“Father,” the boy cried out, with tears in his eyes, just ready to fall at his knees.

“Out of my sight!” shouted Mateo.

The child stopped motionless a few steps off from his father, and began to sob.

Giuseppa came near him. She had just seen the end of the watch chain hanging from out his shirt.

“Who gave you that watch?” she asked severely.

“My cousin the adjutant.”

Falcone seized the watch and threw it against a stone with such force that it broke into a thousand pieces.

“Woman,” he said, “is this my child?”

Giuseppa’s brown cheeks flamed brick-red.

“What are you saying, Mateo? Do you know to whom you are speaking?”

“Yes, very well. This child is the first traitor of his race.”

Fortunato’s sobs and hiccoughs redoubled, and Falcone kept his lynx eyes steadily fixed on him. At length he struck the ground with the butt end of his gun; then he flung it across his shoulder, retook the way to the mâquis, and ordered Fortunato to follow him. The child obeyed.

Giuseppa ran after Mateo, and seized him by the arm.

“He is your son,” she said in a trembling voice, fixing her black eyes on those of her husband, as though to read all that was passing in his mind.

“Leave go,” replied Mateo; “I am his father.”

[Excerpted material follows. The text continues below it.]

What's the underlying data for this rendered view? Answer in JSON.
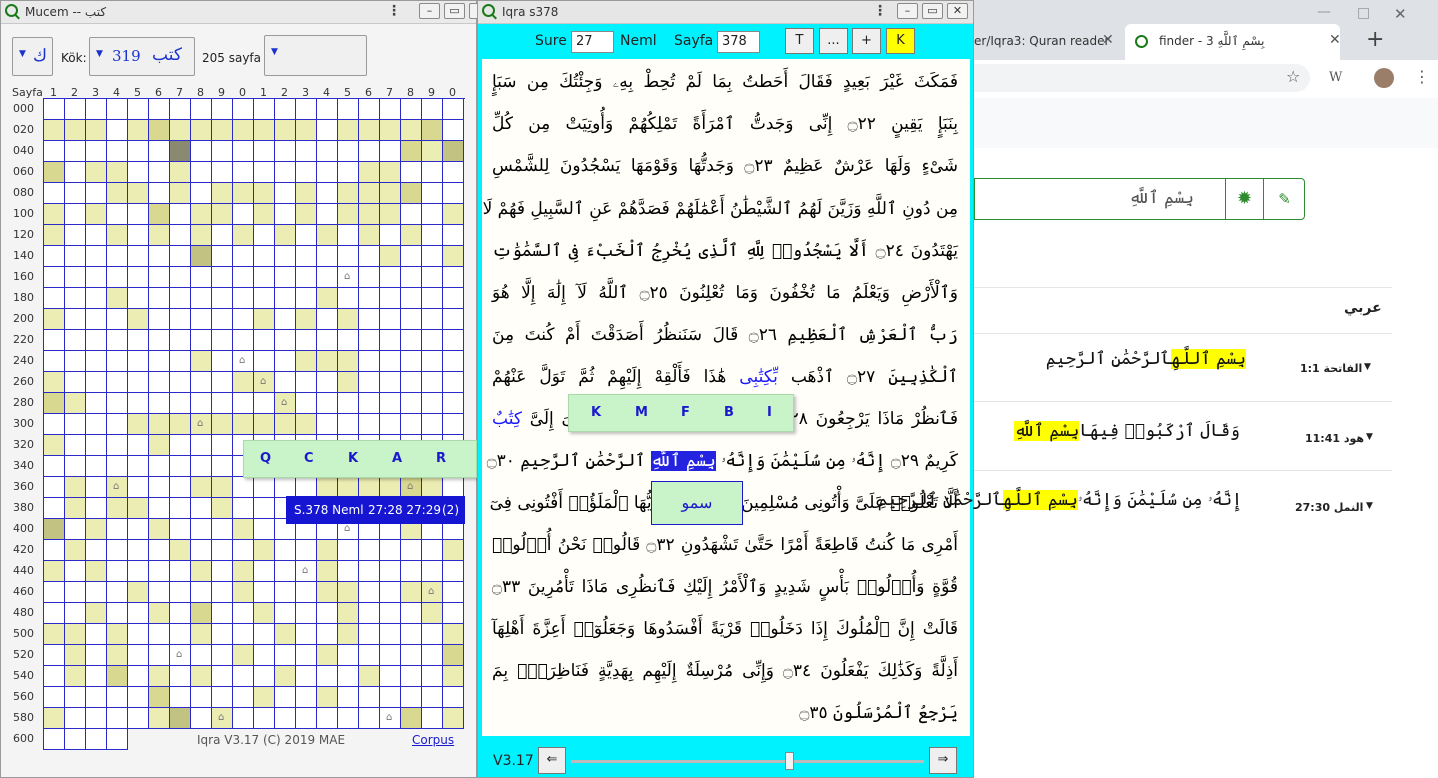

Giuseppa kissed her son, and went back crying into the hut. She threw herself on her knees before an image of the Virgin, and prayed fervently. When Falcone had walked about two hundred yards along the path, he stopped at a little ravine and went down into it. He sounded the ground with the butt end of his gun, and found it soft and easy to dig. The spot seemed suitable to his purpose.

“Fortunato, go near to that large rock.”

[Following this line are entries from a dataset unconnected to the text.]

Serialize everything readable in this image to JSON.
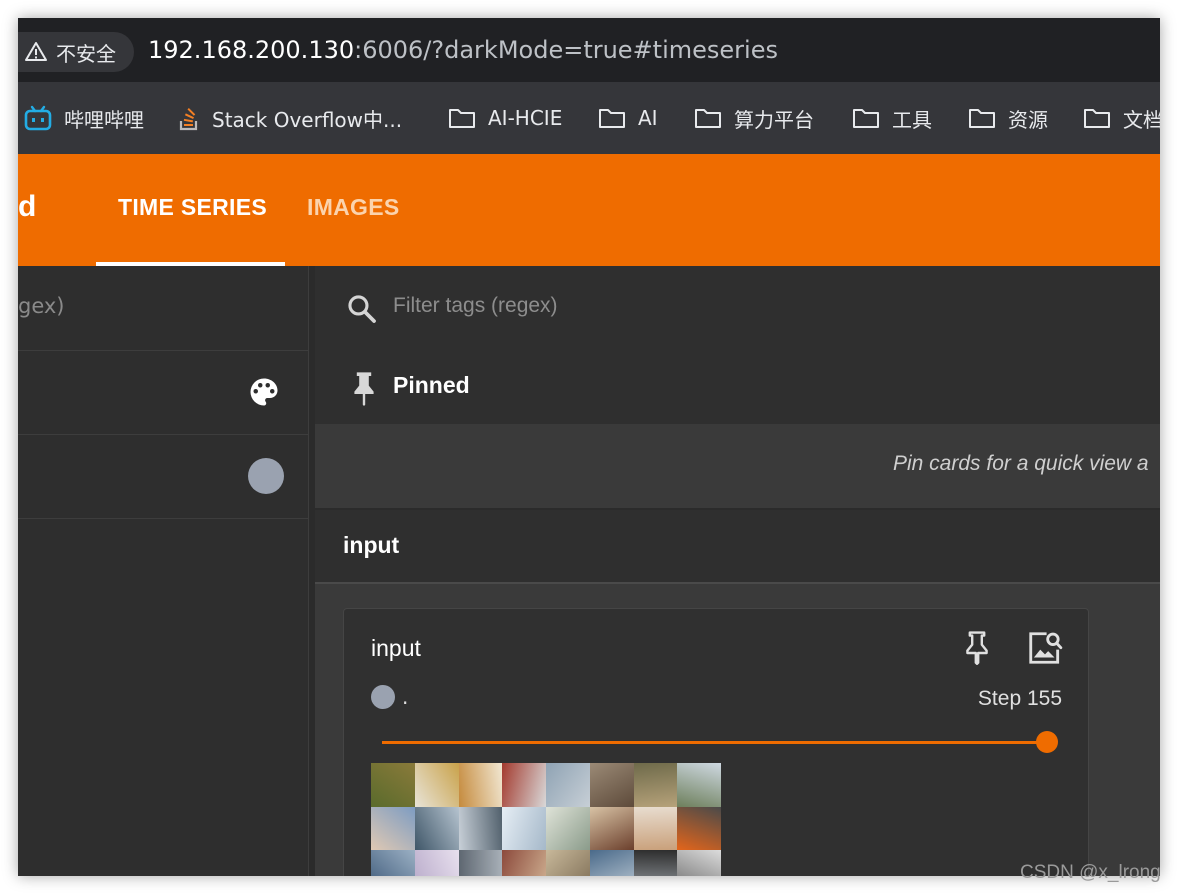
{
  "browser": {
    "security_label": "不安全",
    "url_host": "192.168.200.130",
    "url_rest": ":6006/?darkMode=true#timeseries"
  },
  "bookmarks": [
    {
      "label": "哔哩哔哩",
      "icon": "bilibili-icon"
    },
    {
      "label": "Stack Overflow中...",
      "icon": "stackoverflow-icon"
    },
    {
      "label": "AI-HCIE",
      "icon": "folder-icon"
    },
    {
      "label": "AI",
      "icon": "folder-icon"
    },
    {
      "label": "算力平台",
      "icon": "folder-icon"
    },
    {
      "label": "工具",
      "icon": "folder-icon"
    },
    {
      "label": "资源",
      "icon": "folder-icon"
    },
    {
      "label": "文档",
      "icon": "folder-icon"
    }
  ],
  "header": {
    "brand_fragment": "d",
    "tabs": [
      {
        "label": "TIME SERIES",
        "active": true
      },
      {
        "label": "IMAGES",
        "active": false
      }
    ],
    "color": "#ef6c00"
  },
  "sidebar": {
    "filter_placeholder_fragment": "gex)",
    "run_color": "#9aa2b0"
  },
  "main": {
    "filter_placeholder": "Filter tags (regex)",
    "pinned_label": "Pinned",
    "pinned_empty_text": "Pin cards for a quick view a",
    "group_title": "input"
  },
  "card": {
    "title": "input",
    "run_label": ".",
    "step_label": "Step 155",
    "step_position": 1.0,
    "accent": "#ef6c00",
    "image_tiles": 24
  },
  "watermark": "CSDN @x_lrong"
}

The boy did as he was told, then knelt down.

“Father, father, do not kill me!”

“Say your prayers!” repeated Mateo in a terrible voice.

The child repeated the Lord’s Prayer and the Creed, stammering and sobbing. The father said “Amen!” in a firm voice at the close of each prayer.

“Are those all the prayers you know?”

“I know also the Ave Maria and Litany, that my aunt taught me, father.”

“It is long, but never mind.”

The child finished the Litany in a faint voice.

“Have you finished?”

“Oh, father, father, forgive me! forgive me! I will never do it again. I will beg my cousin the corporal with all my might to pardon Gianetto!”

He went on imploring. Mateo loaded his rifle and took aim.

“May God forgive you!” he said.

The boy made a frantic effort to get up and clasp his father’s knees, but he had no time. Mateo fired, and Fortunato fell stone dead.

Without throwing a single glance at the body, Mateo went back to his house to fetch a spade with which to bury his son. He had only returned a little way along the path when he met Giuseppa, who had run out, alarmed by the sound of the firing.

“What have you done?” she cried.


“Where is he?”

“In the ravine; I am going to bury him. He died a Christian. I shall have a mass sung for him. Let some one tell my son-in-law Tiodoro Bianchi to come and live with us.”